“People not familiar with Twitch think of us as a live video streaming and gaming platform, but that’s really just the tip of the iceberg,” said Aragon. “We’re really chat video with interactive features which means, while you’re watching you can interact with the creator and the rest of the audience at the same time which builds community. In these pandemic times that community has been really important, which is why we’ve seen such a boom in viewership.”
Marketers on the Rebound — Building Audiences Across Today’s Media Divide
Sofia Hernandez, head of North American business marketing at TikTok, said the app is much more than just a social platform.
“We’re not a social platform,” said Hernandez. “TikTok runs on a content graph so we consider us as more of an entertainment platform. What we’re finding is our users are spending a movie’s worth of time consuming content on TikTok on a daily basis. So, while people will go check social platforms they came to watch TikTok.”
Holistic Data and Partnership Is the Future of the Multi-Platform Advertisement Field
In “The Roaring 2020s: The Explosion of Multi-Platform Advertising,” Carol Hinnant, chief revenue officer of Comscore, discussed the challenging yet exciting nature of the fast-paced multi-platform advertising industry and what advertisers should prioritize in order to succeed in the developing field.
“It’s the speed at which you can retrieve that data. Some are faster than others, but you have to make sense of it too. And you have to be able to clean it, understand it, make sure that you’re making good decisions based on that. It’s a complicated world but it’s changing at the speed of light. The monetization strategies and understanding that it’s a real ecosystem where everybody has to be partners in it is what I think the future of the industry is going to be.”
How Entertainment Brands Can Cash-In on the NFT Bonanza
In another keynote, Tom Mizzone, founder and CEO of Sweet, spoke to the importance of increasing accessibility to NFTs for the customers who want to be collectors but don’t know how.
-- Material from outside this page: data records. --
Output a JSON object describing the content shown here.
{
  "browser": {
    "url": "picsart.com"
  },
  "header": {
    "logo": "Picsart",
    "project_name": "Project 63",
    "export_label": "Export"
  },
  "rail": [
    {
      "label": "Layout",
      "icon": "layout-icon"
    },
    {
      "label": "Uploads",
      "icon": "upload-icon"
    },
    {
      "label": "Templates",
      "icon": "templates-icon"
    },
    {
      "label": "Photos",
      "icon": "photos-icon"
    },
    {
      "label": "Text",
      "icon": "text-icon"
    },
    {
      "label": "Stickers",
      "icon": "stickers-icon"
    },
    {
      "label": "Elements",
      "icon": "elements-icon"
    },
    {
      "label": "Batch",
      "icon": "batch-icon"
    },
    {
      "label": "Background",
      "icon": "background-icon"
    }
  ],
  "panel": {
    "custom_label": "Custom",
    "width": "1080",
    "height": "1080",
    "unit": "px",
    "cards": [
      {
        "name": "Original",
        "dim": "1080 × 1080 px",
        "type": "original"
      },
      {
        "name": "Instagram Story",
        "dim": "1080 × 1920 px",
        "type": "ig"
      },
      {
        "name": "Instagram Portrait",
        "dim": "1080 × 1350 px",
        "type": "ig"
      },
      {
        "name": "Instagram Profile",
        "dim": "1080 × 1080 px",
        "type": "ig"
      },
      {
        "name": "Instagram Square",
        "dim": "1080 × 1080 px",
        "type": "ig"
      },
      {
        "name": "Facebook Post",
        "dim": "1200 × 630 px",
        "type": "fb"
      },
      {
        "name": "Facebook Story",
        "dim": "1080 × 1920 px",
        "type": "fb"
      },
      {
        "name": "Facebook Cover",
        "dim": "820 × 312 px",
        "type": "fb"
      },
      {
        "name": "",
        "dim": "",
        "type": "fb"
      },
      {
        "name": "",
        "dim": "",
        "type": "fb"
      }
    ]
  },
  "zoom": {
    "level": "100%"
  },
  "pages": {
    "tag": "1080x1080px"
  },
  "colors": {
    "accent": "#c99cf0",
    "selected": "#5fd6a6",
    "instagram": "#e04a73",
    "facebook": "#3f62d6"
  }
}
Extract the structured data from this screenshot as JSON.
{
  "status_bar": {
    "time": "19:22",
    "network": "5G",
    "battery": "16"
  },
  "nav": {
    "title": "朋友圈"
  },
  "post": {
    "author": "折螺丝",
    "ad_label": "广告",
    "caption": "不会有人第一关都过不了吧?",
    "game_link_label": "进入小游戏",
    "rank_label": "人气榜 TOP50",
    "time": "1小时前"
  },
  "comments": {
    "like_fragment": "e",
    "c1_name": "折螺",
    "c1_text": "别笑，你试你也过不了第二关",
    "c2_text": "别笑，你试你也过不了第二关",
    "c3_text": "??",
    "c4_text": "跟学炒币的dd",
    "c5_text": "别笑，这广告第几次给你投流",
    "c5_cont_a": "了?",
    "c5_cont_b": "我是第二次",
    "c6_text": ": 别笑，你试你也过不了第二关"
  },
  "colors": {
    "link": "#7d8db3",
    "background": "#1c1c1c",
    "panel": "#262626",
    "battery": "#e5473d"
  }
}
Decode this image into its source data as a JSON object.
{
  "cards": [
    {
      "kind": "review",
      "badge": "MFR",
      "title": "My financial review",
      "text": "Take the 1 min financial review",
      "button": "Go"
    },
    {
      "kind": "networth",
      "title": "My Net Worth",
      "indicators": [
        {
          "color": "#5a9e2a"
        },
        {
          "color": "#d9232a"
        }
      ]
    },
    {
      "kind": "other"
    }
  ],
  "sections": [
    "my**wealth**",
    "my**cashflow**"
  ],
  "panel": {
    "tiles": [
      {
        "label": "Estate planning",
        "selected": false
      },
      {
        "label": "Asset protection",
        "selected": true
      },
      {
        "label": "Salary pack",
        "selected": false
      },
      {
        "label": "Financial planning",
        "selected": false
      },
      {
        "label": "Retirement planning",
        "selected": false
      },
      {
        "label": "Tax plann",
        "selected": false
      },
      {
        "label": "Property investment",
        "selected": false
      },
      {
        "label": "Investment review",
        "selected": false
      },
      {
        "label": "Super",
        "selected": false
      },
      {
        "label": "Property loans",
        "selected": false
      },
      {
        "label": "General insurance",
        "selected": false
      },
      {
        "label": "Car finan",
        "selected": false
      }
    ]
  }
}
“You’re really limiting the number of consumers who can get into the experience because it’s too technical and too complex,” said Mizzone. “So brands are looking to do more and consumers want to be collectors, but you have to really break down those ease of entry kind of barriers to understand it and to make it very, very simple.”
Creators Are the Heart and Soul of Clubhouse
In a fireside chat, Fadia Kader, head of media partnerships for the audio social network Clubhouse, discussed the strengths of Clubhouse and how it can support creators as a community.
“You know, I’ve worked at platforms where it took years to embrace creators, but from day one, Clubhouse has been embracing creators and community members such as myself and bringing them in-house or identifying creators and community members that we support because we see the potential,” said Kader. “It’s like we’re trend forecasters. When they talk about creators being the heart and soul, they truly mean it, and they actually own up to it in the way they support creators and the way we all support creators as a team.”